Records to process:
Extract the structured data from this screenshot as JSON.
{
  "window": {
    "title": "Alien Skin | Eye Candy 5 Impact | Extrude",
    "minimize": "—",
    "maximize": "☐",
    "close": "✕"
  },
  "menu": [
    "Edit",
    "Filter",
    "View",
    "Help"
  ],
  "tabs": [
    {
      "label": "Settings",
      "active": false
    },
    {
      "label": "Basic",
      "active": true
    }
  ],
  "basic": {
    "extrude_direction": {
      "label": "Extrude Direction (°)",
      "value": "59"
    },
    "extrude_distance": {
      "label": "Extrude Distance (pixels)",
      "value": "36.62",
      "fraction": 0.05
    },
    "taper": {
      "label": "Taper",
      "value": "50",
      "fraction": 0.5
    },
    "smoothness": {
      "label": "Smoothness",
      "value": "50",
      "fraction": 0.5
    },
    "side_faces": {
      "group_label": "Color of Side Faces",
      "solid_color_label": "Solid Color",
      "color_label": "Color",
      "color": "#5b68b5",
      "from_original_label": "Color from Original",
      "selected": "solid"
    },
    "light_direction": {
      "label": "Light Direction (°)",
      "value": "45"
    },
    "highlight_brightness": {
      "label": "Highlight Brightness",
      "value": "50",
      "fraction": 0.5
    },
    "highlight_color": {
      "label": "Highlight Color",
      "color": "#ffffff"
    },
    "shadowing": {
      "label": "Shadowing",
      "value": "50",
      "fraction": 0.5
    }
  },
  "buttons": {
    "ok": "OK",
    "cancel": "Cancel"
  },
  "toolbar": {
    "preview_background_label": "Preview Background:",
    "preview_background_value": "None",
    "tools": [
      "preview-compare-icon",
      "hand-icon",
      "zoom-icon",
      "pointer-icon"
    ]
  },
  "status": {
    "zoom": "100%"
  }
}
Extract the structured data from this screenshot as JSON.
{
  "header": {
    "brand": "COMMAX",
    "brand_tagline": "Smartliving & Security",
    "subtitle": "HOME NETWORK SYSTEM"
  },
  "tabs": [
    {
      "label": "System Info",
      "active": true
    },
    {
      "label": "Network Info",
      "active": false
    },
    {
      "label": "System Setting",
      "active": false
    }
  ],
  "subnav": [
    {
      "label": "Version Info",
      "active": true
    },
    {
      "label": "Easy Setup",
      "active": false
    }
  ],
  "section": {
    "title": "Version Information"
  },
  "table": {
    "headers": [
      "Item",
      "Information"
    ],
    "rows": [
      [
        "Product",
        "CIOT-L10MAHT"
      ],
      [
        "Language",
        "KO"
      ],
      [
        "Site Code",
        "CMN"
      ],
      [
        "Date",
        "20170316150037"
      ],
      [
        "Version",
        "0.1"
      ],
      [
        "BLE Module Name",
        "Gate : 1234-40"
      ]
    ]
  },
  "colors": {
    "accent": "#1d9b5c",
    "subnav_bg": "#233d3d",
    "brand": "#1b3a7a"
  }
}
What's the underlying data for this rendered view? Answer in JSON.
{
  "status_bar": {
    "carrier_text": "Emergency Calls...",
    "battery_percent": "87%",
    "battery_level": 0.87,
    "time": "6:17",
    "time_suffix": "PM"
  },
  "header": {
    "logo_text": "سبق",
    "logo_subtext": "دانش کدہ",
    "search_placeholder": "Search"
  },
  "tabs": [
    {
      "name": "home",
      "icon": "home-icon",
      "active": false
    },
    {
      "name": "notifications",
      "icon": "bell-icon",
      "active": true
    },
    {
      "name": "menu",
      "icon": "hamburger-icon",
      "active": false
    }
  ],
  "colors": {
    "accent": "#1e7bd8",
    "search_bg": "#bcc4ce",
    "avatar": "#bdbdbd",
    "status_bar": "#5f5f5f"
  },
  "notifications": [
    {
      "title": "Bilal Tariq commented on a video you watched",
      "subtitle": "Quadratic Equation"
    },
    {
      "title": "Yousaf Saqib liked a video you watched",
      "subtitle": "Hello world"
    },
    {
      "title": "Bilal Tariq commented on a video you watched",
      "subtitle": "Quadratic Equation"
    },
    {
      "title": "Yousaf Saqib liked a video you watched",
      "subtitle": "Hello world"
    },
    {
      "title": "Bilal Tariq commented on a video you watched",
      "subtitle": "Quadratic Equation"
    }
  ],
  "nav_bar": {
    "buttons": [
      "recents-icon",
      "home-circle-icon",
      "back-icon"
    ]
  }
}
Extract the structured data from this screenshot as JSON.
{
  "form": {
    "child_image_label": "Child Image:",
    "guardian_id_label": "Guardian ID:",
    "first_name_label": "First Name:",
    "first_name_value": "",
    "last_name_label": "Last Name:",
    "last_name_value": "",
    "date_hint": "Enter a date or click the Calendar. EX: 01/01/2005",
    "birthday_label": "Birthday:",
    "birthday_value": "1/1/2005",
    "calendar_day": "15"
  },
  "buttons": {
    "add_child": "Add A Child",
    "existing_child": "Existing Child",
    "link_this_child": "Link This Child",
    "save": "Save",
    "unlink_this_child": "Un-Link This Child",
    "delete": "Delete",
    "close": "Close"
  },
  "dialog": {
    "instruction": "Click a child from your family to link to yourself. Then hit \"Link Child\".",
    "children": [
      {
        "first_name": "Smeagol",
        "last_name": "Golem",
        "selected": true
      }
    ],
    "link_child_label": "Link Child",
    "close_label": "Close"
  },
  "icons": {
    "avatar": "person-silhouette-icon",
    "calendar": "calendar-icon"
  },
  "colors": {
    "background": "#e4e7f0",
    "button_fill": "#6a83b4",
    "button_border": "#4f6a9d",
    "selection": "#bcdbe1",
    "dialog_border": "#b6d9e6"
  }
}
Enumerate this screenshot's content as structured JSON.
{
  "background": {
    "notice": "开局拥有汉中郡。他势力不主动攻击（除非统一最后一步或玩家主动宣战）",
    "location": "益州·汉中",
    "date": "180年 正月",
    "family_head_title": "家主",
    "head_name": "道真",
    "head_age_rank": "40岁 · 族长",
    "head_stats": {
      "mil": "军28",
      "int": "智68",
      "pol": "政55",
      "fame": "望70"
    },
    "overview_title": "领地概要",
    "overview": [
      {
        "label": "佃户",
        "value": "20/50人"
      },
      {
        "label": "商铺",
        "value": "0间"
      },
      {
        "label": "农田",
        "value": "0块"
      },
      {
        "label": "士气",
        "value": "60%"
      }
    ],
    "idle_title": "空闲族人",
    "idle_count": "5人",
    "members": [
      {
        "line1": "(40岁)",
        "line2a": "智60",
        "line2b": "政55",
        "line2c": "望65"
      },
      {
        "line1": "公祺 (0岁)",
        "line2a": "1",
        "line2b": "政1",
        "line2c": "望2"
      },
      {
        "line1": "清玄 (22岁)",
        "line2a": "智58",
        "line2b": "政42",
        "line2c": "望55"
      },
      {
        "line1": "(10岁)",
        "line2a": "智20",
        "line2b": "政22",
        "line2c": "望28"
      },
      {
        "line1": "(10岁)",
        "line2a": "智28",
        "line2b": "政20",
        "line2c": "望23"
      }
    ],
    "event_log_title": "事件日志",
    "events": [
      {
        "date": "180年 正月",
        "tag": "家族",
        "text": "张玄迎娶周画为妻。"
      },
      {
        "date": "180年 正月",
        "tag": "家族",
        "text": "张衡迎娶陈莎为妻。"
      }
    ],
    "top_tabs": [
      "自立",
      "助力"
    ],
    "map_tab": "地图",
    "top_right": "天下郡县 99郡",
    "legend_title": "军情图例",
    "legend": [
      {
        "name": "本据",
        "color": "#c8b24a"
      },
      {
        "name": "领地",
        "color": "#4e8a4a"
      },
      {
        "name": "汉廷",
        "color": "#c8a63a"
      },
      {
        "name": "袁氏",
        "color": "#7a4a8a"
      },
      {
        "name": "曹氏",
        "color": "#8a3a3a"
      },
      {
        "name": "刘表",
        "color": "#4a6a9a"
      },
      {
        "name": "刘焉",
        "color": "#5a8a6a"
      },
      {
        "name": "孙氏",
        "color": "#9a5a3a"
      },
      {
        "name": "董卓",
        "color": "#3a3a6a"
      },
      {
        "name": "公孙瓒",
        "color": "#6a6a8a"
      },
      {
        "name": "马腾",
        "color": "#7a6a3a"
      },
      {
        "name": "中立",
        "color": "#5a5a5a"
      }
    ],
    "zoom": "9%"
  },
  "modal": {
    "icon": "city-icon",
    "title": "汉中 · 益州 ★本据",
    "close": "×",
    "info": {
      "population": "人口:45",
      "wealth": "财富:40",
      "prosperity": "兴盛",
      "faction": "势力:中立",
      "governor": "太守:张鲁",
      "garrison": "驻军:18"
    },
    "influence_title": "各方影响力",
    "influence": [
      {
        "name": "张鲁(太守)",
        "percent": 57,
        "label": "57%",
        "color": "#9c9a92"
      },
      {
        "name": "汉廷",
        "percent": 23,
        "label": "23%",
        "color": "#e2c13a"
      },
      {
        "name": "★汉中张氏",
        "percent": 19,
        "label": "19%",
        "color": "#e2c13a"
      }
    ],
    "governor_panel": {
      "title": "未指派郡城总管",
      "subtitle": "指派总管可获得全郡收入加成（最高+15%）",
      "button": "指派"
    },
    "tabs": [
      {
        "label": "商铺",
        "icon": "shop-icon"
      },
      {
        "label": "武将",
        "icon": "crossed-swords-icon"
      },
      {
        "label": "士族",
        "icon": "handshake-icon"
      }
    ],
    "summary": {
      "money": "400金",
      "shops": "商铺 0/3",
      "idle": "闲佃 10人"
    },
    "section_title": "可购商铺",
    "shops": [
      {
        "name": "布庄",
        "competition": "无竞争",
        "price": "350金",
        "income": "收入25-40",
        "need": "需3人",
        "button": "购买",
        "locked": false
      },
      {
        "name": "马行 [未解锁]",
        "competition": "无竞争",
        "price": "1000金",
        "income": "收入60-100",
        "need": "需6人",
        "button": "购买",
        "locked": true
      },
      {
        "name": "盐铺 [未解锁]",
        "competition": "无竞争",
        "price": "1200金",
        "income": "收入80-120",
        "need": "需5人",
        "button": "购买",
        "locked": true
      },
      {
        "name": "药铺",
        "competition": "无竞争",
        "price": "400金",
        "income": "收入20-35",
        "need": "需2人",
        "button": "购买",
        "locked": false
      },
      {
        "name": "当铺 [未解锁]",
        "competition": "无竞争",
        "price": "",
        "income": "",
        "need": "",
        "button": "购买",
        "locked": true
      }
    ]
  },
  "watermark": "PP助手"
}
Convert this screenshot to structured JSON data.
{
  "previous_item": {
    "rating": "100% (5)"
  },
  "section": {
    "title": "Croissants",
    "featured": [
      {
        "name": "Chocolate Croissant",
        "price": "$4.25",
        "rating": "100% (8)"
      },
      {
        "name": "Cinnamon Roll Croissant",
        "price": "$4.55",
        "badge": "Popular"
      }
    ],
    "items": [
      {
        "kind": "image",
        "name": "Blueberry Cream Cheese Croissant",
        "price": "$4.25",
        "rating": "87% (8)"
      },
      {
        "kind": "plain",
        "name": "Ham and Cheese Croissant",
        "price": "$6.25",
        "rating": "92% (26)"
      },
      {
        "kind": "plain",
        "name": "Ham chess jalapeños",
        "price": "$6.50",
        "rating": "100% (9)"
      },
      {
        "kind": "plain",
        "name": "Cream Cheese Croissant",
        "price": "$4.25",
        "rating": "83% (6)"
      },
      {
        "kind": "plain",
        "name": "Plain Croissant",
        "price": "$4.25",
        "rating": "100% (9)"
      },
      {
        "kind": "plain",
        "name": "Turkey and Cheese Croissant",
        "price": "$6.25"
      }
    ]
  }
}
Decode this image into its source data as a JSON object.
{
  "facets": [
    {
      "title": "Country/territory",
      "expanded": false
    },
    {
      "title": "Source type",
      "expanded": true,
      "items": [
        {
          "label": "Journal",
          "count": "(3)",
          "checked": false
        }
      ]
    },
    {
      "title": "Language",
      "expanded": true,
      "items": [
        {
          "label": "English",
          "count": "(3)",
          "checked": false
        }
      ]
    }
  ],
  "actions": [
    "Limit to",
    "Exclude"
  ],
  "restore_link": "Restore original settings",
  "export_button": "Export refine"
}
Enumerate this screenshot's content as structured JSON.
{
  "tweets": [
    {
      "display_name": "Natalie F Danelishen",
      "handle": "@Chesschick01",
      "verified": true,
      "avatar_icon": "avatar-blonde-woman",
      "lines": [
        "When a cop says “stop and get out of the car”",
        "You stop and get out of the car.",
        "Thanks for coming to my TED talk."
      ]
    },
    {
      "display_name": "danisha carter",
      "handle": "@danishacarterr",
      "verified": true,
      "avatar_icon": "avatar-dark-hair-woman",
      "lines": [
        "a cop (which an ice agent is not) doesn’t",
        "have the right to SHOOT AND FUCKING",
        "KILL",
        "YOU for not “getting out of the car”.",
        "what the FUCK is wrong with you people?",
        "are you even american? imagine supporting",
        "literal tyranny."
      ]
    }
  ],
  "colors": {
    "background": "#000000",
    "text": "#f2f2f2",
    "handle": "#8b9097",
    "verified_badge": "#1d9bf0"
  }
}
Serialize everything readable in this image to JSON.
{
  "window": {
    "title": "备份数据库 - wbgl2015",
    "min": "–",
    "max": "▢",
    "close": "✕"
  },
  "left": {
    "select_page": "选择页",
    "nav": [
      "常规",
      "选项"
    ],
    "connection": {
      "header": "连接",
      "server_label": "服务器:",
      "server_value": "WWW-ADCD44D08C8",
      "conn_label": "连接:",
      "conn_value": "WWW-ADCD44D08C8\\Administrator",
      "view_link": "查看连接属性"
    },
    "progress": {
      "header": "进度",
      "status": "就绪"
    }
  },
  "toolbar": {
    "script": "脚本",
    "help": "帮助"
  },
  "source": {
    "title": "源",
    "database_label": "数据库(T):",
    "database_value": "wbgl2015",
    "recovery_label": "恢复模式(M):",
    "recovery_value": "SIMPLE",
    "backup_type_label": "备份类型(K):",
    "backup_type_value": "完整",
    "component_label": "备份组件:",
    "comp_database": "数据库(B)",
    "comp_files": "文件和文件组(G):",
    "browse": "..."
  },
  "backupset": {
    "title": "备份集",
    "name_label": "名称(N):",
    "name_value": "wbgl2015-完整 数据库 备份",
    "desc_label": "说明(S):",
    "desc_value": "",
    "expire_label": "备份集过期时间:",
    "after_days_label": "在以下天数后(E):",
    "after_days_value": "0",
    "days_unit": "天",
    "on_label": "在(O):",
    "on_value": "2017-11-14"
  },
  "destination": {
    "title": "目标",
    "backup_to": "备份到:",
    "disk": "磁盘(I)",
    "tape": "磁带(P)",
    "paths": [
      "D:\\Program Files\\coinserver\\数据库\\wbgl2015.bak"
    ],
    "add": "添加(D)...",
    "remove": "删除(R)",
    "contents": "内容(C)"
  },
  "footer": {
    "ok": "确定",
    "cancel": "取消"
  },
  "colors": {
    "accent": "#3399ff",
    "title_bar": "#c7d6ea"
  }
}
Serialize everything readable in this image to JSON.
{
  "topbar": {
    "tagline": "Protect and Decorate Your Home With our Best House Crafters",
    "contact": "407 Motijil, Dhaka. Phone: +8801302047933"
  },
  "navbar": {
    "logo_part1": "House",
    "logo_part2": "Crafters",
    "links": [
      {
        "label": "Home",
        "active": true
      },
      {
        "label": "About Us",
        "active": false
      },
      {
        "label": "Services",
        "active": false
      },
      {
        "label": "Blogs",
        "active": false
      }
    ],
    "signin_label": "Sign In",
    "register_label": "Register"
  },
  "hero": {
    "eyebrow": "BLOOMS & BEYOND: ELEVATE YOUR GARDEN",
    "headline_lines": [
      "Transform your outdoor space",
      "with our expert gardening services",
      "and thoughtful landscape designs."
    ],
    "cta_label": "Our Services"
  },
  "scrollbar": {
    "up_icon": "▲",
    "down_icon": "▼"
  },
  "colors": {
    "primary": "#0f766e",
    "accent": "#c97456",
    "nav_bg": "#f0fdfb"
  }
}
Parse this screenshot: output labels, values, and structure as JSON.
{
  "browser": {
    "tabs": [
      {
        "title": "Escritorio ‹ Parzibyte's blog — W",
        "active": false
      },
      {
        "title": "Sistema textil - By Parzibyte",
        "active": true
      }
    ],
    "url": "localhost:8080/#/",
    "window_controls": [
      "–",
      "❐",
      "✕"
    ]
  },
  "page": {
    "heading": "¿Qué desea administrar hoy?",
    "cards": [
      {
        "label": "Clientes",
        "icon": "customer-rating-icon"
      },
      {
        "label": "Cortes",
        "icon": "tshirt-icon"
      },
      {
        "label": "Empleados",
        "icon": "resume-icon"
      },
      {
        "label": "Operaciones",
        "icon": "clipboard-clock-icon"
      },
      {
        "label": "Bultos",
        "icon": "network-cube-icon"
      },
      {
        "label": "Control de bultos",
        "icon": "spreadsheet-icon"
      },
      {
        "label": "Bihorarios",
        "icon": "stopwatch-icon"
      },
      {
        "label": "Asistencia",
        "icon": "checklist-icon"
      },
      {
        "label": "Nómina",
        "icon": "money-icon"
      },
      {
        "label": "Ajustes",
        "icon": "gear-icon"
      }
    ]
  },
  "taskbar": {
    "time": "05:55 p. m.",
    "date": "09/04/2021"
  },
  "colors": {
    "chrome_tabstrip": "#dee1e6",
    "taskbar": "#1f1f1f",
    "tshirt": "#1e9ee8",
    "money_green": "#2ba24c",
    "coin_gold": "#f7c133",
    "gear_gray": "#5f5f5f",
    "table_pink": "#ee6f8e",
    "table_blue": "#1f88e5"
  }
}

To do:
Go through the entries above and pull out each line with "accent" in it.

Expected answer:
    "accent": "#1d9b5c",
    "accent": "#1e7bd8",
    "accent": "#3399ff",
    "accent": "#c97456",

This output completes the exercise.